(We’re using a CBD tincture for this example. Depending on what type of product you have, some of these calculations aren’t necessary. For instance, edibles will tell you how much CBD is in each piece, so no math is needed.)
Use Our CBD Calculator
Products vary in size, potency, and suggested serving sizes. If you’re experiementing with how much CBD you’re taking, and want to keep good notes, a little math may be required.
For instance, with a CBD tincture, it’s helpful to know how much CBD there is per drop. This number will be different between brands, because the size of a “drop” depends on the formulation (“thickness” of the oil) and the actual size of the dropper piece.
Find the Serving Size, Total Servings, and CBD Per Serving
The nutrition facts section on your CBD product’s label should give you the following information:
- Serving size
- Total servings per container
- CBD per serving
If you’re not sure about either of those numbers, reach out to the manufacturer.
Certain types of products, like vapes, do not have nutrition facts. In this case, ask the manufacturer approximately how many puffs there are per cartridge/bottle. You can use that number to determine how much CBD you’re getting during each sitting.
Calculate the Total CBD, Total Drops and Milligrams of CBD Per Drop
Most products clearly advertise the total amount of CBD in the product, but if that’s not the case, here’s how to find it: take the total amount of servings and multiply that number by the amount of CBD per serving.
These next two numbers will make your life a lot easier.
Get the total amount of drops in the bottle by multiplying the drops per serving by the total amount of servings.
Now, rub your hands together. Things are getting good.
Find the milligrams of CBD per drop by dividing the total drops by the total CBD in the bottle.
With that last number, you will know how many milligrams of CBD are in any serving size of your CBD tincture. This gives you free range in experimenting with different serving sizes, while keeping track of how much CBD you’re getting every time.
Why is this important?
- Keep good records of how much CBD you need to get the desired results
- Know exactly how many milligrams of CBD you need to see a benefit, so you can easily try out other products and match that amount
What are the Side Effects of Taking Too Much CBD Oil?

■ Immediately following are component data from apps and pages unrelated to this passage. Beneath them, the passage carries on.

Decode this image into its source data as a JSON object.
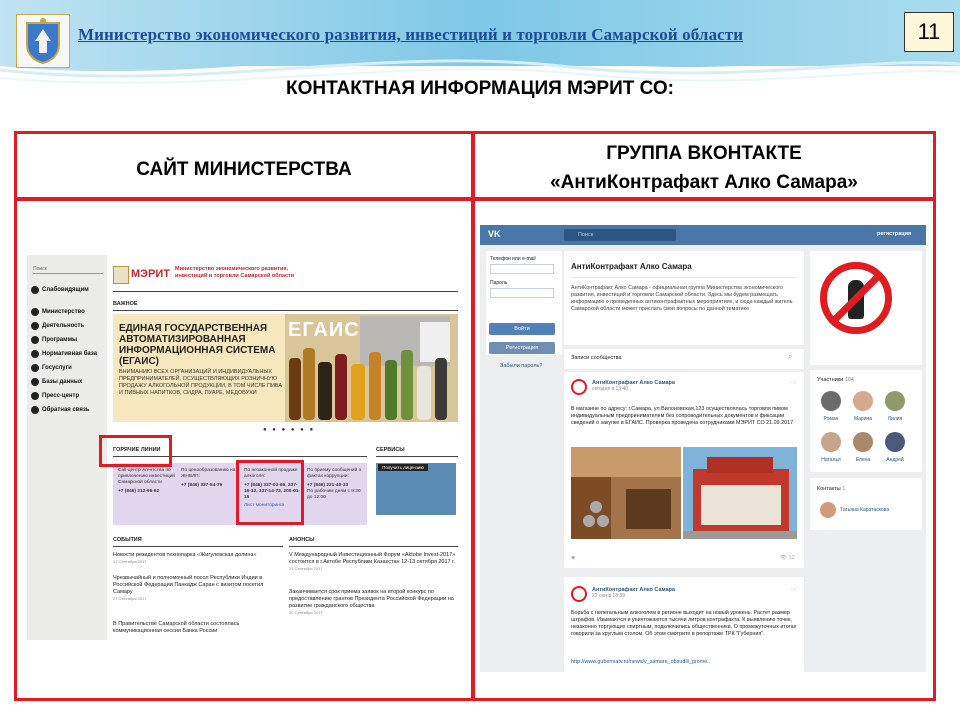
{
  "header": {
    "ministry": "Министерство экономического развития, инвестиций и торговли Самарской области",
    "page_number": "11",
    "title": "КОНТАКТНАЯ ИНФОРМАЦИЯ МЭРИТ СО:"
  },
  "columns": {
    "left_title": "САЙТ МИНИСТЕРСТВА",
    "right_title_line1": "ГРУППА ВКОНТАКТЕ",
    "right_title_line2": "«АнтиКонтрафакт Алко Самара»"
  },
  "site": {
    "search": "Поиск",
    "menu": [
      "Слабовидящим",
      "Министерство",
      "Деятельность",
      "Программы",
      "Нормативная база",
      "Госуслуги",
      "Базы данных",
      "Пресс-центр",
      "Обратная связь"
    ],
    "logo": "МЭРИТ",
    "ministry": "Министерство экономического развития, инвестиций и торговли Самарской области",
    "important": "ВАЖНОЕ",
    "banner_title": "ЕДИНАЯ ГОСУДАРСТВЕННАЯ АВТОМАТИЗИРОВАННАЯ ИНФОРМАЦИОННАЯ СИСТЕМА (ЕГАИС)",
    "banner_sub": "ВНИМАНИЮ ВСЕХ ОРГАНИЗАЦИЙ И ИНДИВИДУАЛЬНЫХ ПРЕДПРИНИМАТЕЛЕЙ, ОСУЩЕСТВЛЯЮЩИХ РОЗНИЧНУЮ ПРОДАЖУ АЛКОГОЛЬНОЙ ПРОДУКЦИИ, В ТОМ ЧИСЛЕ ПИВА И ПИВНЫХ НАПИТКОВ, СИДРА, ПУАРЕ, МЕДОВУХИ",
    "banner_logo": "ЕГАИС",
    "hot_lines": "ГОРЯЧИЕ ЛИНИИ",
    "services": "СЕРВИСЫ",
    "services_btn": "Получить лицензию",
    "lines": [
      {
        "text": "Call-центр Агентства по привлечению инвестиций Самарской области",
        "phone": "+7 (846) 212-96-62"
      },
      {
        "text": "По ценообразованию на ЖНВЛП:",
        "phone": "+7 (846) 337-54-79"
      },
      {
        "text": "По незаконной продаже алкоголя:",
        "phone": "+7 (846) 337-02-66, 337-16-12, 337-14-73, 200-01-15",
        "link": "Лист мониторинга"
      },
      {
        "text": "По приему сообщений о фактах коррупции:",
        "phone": "+7 (846) 221-40-33",
        "extra": "По рабочим дням с 9:30 до 12:00"
      }
    ],
    "events": "СОБЫТИЯ",
    "announcements": "АНОНСЫ",
    "events_list": [
      {
        "title": "Новости резидентов технопарка «Жигулевская долина»",
        "date": "27 Сентября 2017"
      },
      {
        "title": "Чрезвычайный и полномочный посол Республики Индии в Российской Федерации Панкадж Саран с визитом посетил Самару",
        "date": "27 Сентября 2017"
      },
      {
        "title": "В Правительстве Самарской области состоялась коммуникационная сессия Банка России",
        "date": ""
      }
    ],
    "announcements_list": [
      {
        "title": "V Международный Инвестиционный Форум «Aktobe Invest-2017» состоится в г.Актобе Республики Казахстан 12-13 октября 2017 г.",
        "date": "21 Сентября 2017"
      },
      {
        "title": "Заканчивается срок приема заявок на второй конкурс по предоставлению грантов Президента Российской Федерации на развитие гражданского общества",
        "date": "20 Сентября 2017"
      }
    ]
  },
  "vk": {
    "search": "Поиск",
    "register": "регистрация",
    "login_label": "Телефон или e-mail",
    "password_label": "Пароль",
    "login_btn": "Войти",
    "register_btn": "Регистрация",
    "forgot": "Забыли пароль?",
    "group_name": "АнтиКонтрафакт Алко Самара",
    "group_desc": "АнтиКонтрафакт Алко Самара - официальная группа Министерства экономического развития, инвестиций и торговли Самарской области. Здесь мы будем размещать информацию о проведенных антиконтрафактных мероприятиях, и сюда каждый житель Самарской области может прислать свои вопросы по данной тематике",
    "posts_tab": "Записи сообщества",
    "post1": {
      "author": "АнтиКонтрафакт Алко Самара",
      "date": "сегодня в 13:40",
      "text": "В магазине по адресу: г.Самара, ул.Вилоновская,123 осуществлялась торговля пивом индивидуальным предпринимателем без сопроводительных документов и фиксации сведений о закупке в ЕГАИС. Проверка проведена сотрудниками МЭРИТ СО 21.09.2017",
      "views": "12"
    },
    "post2": {
      "author": "АнтиКонтрафакт Алко Самара",
      "date": "22 сен в 18:39",
      "text": "Борьба с нелегальным алкоголем в регионе выходит на новый уровень. Растет размер штрафов. Изымаются и уничтожаются тысячи литров контрафакта. К выявлению точек, незаконно торгующих спиртным, подключились общественники. О промежуточных итогах говорили за круглым столом. Об этом смотрите в репортаже ТРК \"Губерния\".",
      "link": "http://www.guberniatv.ru/news/v_samare_obsudili_prome.."
    },
    "members_label": "Участники",
    "members_count": "104",
    "members": [
      "Роман",
      "Марина",
      "Лилия",
      "Наталья",
      "Елена",
      "Андрей"
    ],
    "contacts_label": "Контакты",
    "contacts_count": "1",
    "contact_name": "Татьяна Каратаскова"
  }
}
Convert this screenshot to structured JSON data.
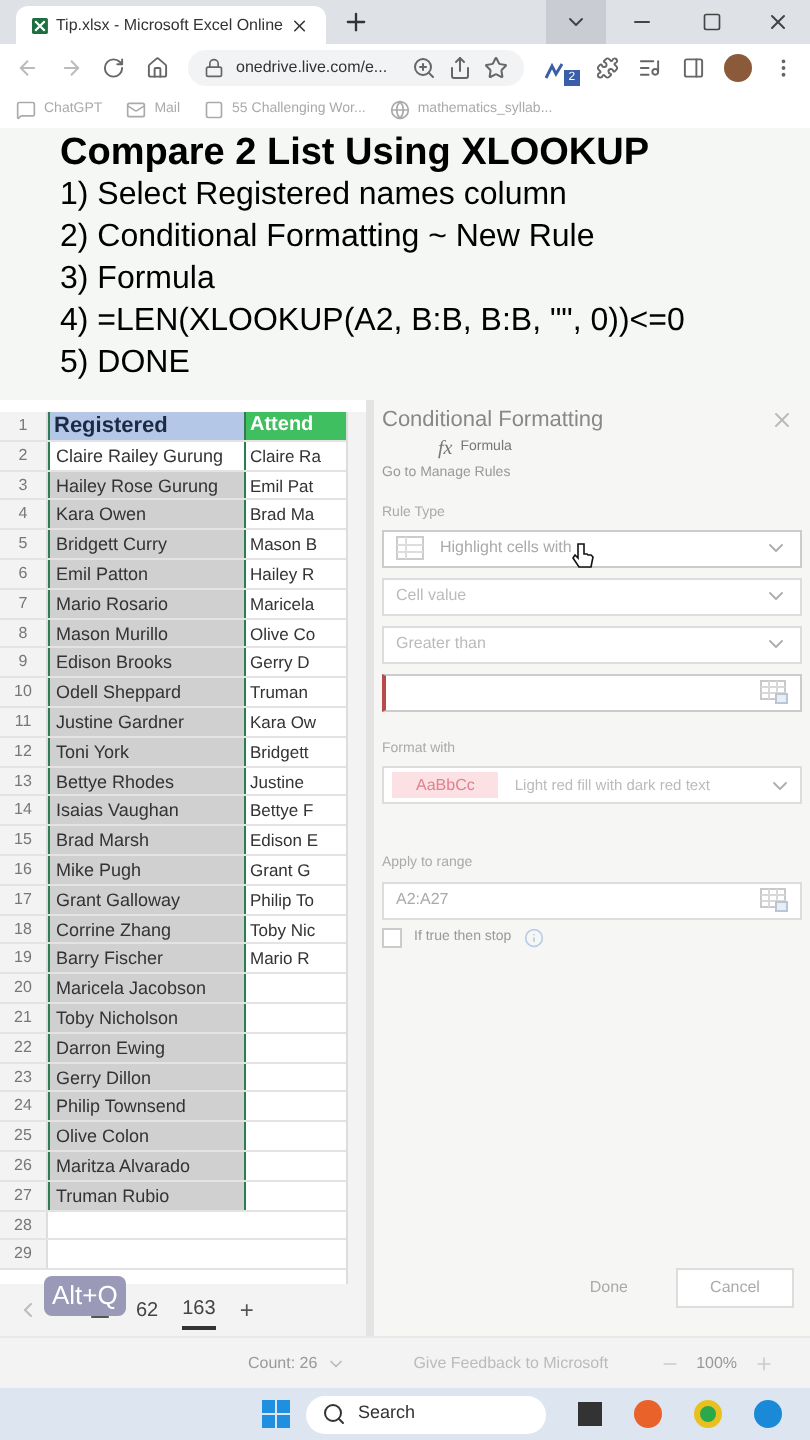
{
  "browser": {
    "tab_title": "Tip.xlsx - Microsoft Excel Online",
    "url": "onedrive.live.com/e...",
    "extension_badge": "2",
    "bookmarks": [
      "ChatGPT",
      "Mail",
      "55 Challenging Wor...",
      "mathematics_syllab..."
    ]
  },
  "overlay": {
    "title": "Compare 2 List Using XLOOKUP",
    "steps": [
      "1) Select Registered names column",
      "2) Conditional Formatting ~ New Rule",
      "3) Formula",
      "4) =LEN(XLOOKUP(A2, B:B, B:B, \"\", 0))<=0",
      "5) DONE"
    ]
  },
  "sheet": {
    "rows": [
      {
        "num": "1",
        "a": "Registered",
        "b": "Attend",
        "kind": "header"
      },
      {
        "num": "2",
        "a": "Claire Railey Gurung",
        "b": "Claire Ra",
        "selected": false
      },
      {
        "num": "3",
        "a": "Hailey Rose Gurung",
        "b": "Emil Pat",
        "selected": true
      },
      {
        "num": "4",
        "a": "Kara Owen",
        "b": "Brad Ma",
        "selected": true
      },
      {
        "num": "5",
        "a": "Bridgett Curry",
        "b": "Mason B",
        "selected": true
      },
      {
        "num": "6",
        "a": "Emil Patton",
        "b": "Hailey R",
        "selected": true
      },
      {
        "num": "7",
        "a": "Mario Rosario",
        "b": "Maricela",
        "selected": true
      },
      {
        "num": "8",
        "a": "Mason Murillo",
        "b": "Olive Co",
        "selected": true
      },
      {
        "num": "9",
        "a": "Edison Brooks",
        "b": "Gerry D",
        "selected": true
      },
      {
        "num": "10",
        "a": "Odell Sheppard",
        "b": "Truman",
        "selected": true
      },
      {
        "num": "11",
        "a": "Justine Gardner",
        "b": "Kara Ow",
        "selected": true
      },
      {
        "num": "12",
        "a": "Toni York",
        "b": "Bridgett",
        "selected": true
      },
      {
        "num": "13",
        "a": "Bettye Rhodes",
        "b": "Justine",
        "selected": true
      },
      {
        "num": "14",
        "a": "Isaias Vaughan",
        "b": "Bettye F",
        "selected": true
      },
      {
        "num": "15",
        "a": "Brad Marsh",
        "b": "Edison E",
        "selected": true
      },
      {
        "num": "16",
        "a": "Mike Pugh",
        "b": "Grant G",
        "selected": true
      },
      {
        "num": "17",
        "a": "Grant Galloway",
        "b": "Philip To",
        "selected": true
      },
      {
        "num": "18",
        "a": "Corrine Zhang",
        "b": "Toby Nic",
        "selected": true
      },
      {
        "num": "19",
        "a": "Barry Fischer",
        "b": "Mario R",
        "selected": true
      },
      {
        "num": "20",
        "a": "Maricela Jacobson",
        "selected": true
      },
      {
        "num": "21",
        "a": "Toby Nicholson",
        "selected": true
      },
      {
        "num": "22",
        "a": "Darron Ewing",
        "selected": true
      },
      {
        "num": "23",
        "a": "Gerry Dillon",
        "selected": true
      },
      {
        "num": "24",
        "a": "Philip Townsend",
        "selected": true
      },
      {
        "num": "25",
        "a": "Olive Colon",
        "selected": true
      },
      {
        "num": "26",
        "a": "Maritza Alvarado",
        "selected": true
      },
      {
        "num": "27",
        "a": "Truman Rubio",
        "selected": true
      },
      {
        "num": "28"
      },
      {
        "num": "29"
      }
    ],
    "tabs": [
      {
        "label": "62",
        "selected": false
      },
      {
        "label": "163",
        "selected": true
      }
    ],
    "add_tab": "+",
    "shortcut": "Alt+Q"
  },
  "panel": {
    "title": "Conditional Formatting",
    "formula_icon": "fx",
    "menu_item": "Formula",
    "link": "Go to Manage Rules",
    "rule_type_label": "Rule Type",
    "rule_type": "Highlight cells with",
    "condition": "Cell value",
    "operator": "Greater than",
    "format_label": "Format with",
    "format_preview": "AaBbCc",
    "format": "Light red fill with dark red text",
    "range_label": "Apply to range",
    "range": "A2:A27",
    "stop": {
      "label": "If true then stop",
      "checked": false
    },
    "done": {
      "label": "Done",
      "disabled": true
    },
    "cancel": "Cancel"
  },
  "status_bar": {
    "count": "Count: 26",
    "feedback": "Give Feedback to Microsoft",
    "zoom": "100%"
  },
  "taskbar": {
    "search": "Search"
  }
}
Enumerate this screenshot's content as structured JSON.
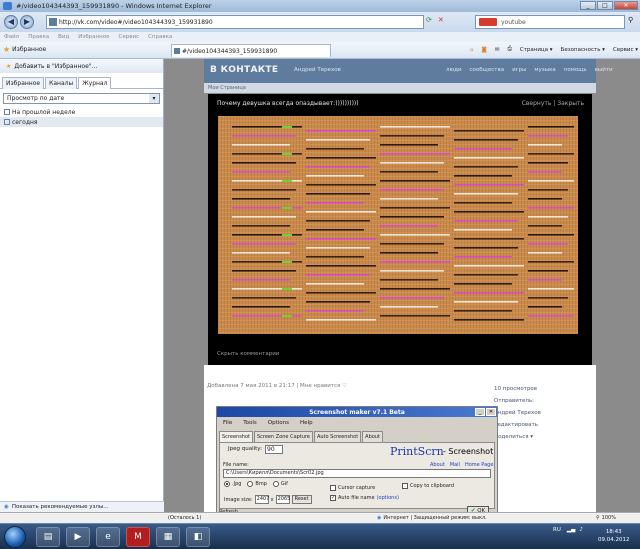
{
  "window": {
    "title": "#/video104344393_159931890 - Windows Internet Explorer",
    "minimize": "_",
    "maximize": "□",
    "close": "✕"
  },
  "addressbar": {
    "url": "http://vk.com/video#/video104344393_159931890",
    "search_value": "youtube"
  },
  "menubar": [
    "Файл",
    "Правка",
    "Вид",
    "Избранное",
    "Сервис",
    "Справка"
  ],
  "commandbar": {
    "favorites": "Избранное",
    "page_tab": "#/video104344393_159931890",
    "right_items": [
      "Страница ▾",
      "Безопасность ▾",
      "Сервис ▾"
    ]
  },
  "favorites_pane": {
    "add_button": "Добавить в \"Избранное\"...",
    "tabs": [
      "Избранное",
      "Каналы",
      "Журнал"
    ],
    "active_tab": 2,
    "view_select": "Просмотр по дате",
    "history": [
      "На прошлой неделе",
      "сегодня"
    ],
    "bottom_link": "Показать рекомендуемые узлы..."
  },
  "vk": {
    "logo": "В КОНТАКТЕ",
    "user": "Андрей Терехов",
    "nav": [
      "люди",
      "сообщества",
      "игры",
      "музыка",
      "помощь",
      "выйти"
    ],
    "subnav": "Мои Страница",
    "video_title": "Почему девушка всегда опаздывает:))))))))))",
    "video_controls": "Свернуть | Закрыть",
    "hide_comments": "Скрыть комментарии",
    "added_line": "Добавлена 7 мая 2011 в 21:17 | Мне нравится ♡",
    "right_col": [
      "10 просмотров",
      "Отправитель:",
      "Андрей Терехов",
      "Редактировать",
      "Поделиться ▾"
    ]
  },
  "dialog": {
    "title": "Screenshot maker v7.1 Beta",
    "menu": [
      "File",
      "Tools",
      "Options",
      "Help"
    ],
    "tabs": [
      "Screenshot",
      "Screen Zone Capture",
      "Auto Screenshot",
      "About"
    ],
    "jpeg_quality_label": "Jpeg quality:",
    "jpeg_quality": "90",
    "brand_a": "PrintScrn",
    "brand_b": "- Screenshot",
    "links": [
      "About",
      "Mail",
      "Home Page"
    ],
    "file_name_label": "File name:",
    "file_name": "C:\\Users\\Кирилл\\Documents\\Scr02.jpg",
    "formats": [
      ".Jpg",
      "Bmp",
      "Gif"
    ],
    "image_size_label": "Image size:",
    "width": "2407",
    "height": "2065",
    "reset": "Reset",
    "cursor_capture": "Cursor capture",
    "auto_file_name": "Auto file name",
    "options_link": "(options)",
    "copy_clipboard": "Copy to clipboard",
    "ok": "OK",
    "refresh": "Refresh"
  },
  "statusbar": {
    "left": "(Осталось 1)",
    "security": "Интернет | Защищенный режим: выкл.",
    "zoom": "100%"
  },
  "taskbar": {
    "lang": "RU",
    "time": "18:43",
    "date": "09.04.2012"
  },
  "colors": {
    "video_bg": "#c98b4c",
    "accent_magenta": "#d84cc8",
    "accent_green": "#6ad431",
    "vk_blue": "#5f7c9e"
  }
}
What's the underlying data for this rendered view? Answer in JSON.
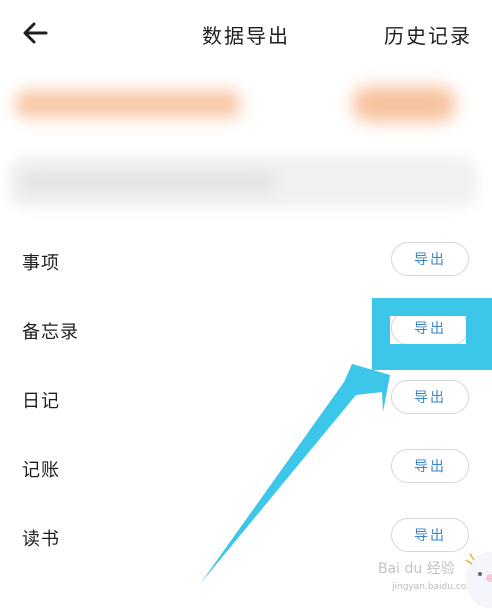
{
  "header": {
    "title": "数据导出",
    "history_label": "历史记录"
  },
  "rows": [
    {
      "label": "事项",
      "button": "导出"
    },
    {
      "label": "备忘录",
      "button": "导出"
    },
    {
      "label": "日记",
      "button": "导出"
    },
    {
      "label": "记账",
      "button": "导出"
    },
    {
      "label": "读书",
      "button": "导出"
    }
  ],
  "annotation": {
    "color": "#3cc6ea"
  },
  "watermark": {
    "brand": "Bai du 经验",
    "url": "jingyan.baidu.com"
  },
  "colors": {
    "accent": "#3a86c8",
    "button_border": "#d6d6d6"
  },
  "icons": {
    "back": "arrow-left-icon",
    "mascot": "mascot-icon"
  }
}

A little disclaimer is needed here. We’re not doctors, and there aren’t enough clinical studies on CBD to give any definitive information. For now, we must base this on anecdotal evidence.
Anecdotally, unwanted side effects are almost unheard of. Some have said that taking a large amount of CBD made them more fatigued than usual. People sensitive to oils have reported an upset stomach after taking a large serving size.
This is why we suggest start with a small serving size and working your way up from there.
Have Any Other Questions?
Have any questions about the products we sell or how to use them? Contact us here.
Disclaimer: There is a lot of experimenting involved. We are not doctors. That being said, you are going to have to listen to your body. There are so many types of products, every body has a different need, every body has a different reaction. Acute vs chronic. It’s all just an experiment, seek professional guidance as much as you want. This is a tool/resource to figure it out for yourself!
The statements made regarding these products have not been evaluated by the Food and Drug Administration. The efficacy of these products has not been confirmed by FDA-approved research. These products are not intended to diagnose, treat, cure or prevent any disease. All information presented here is not meant as a substitute for or alternative to information from health care practitioners. Please consult your health care professional about potential interactions or other possible complications before using any product. The Federal Food, Drug and Cosmetic Act requires this notice.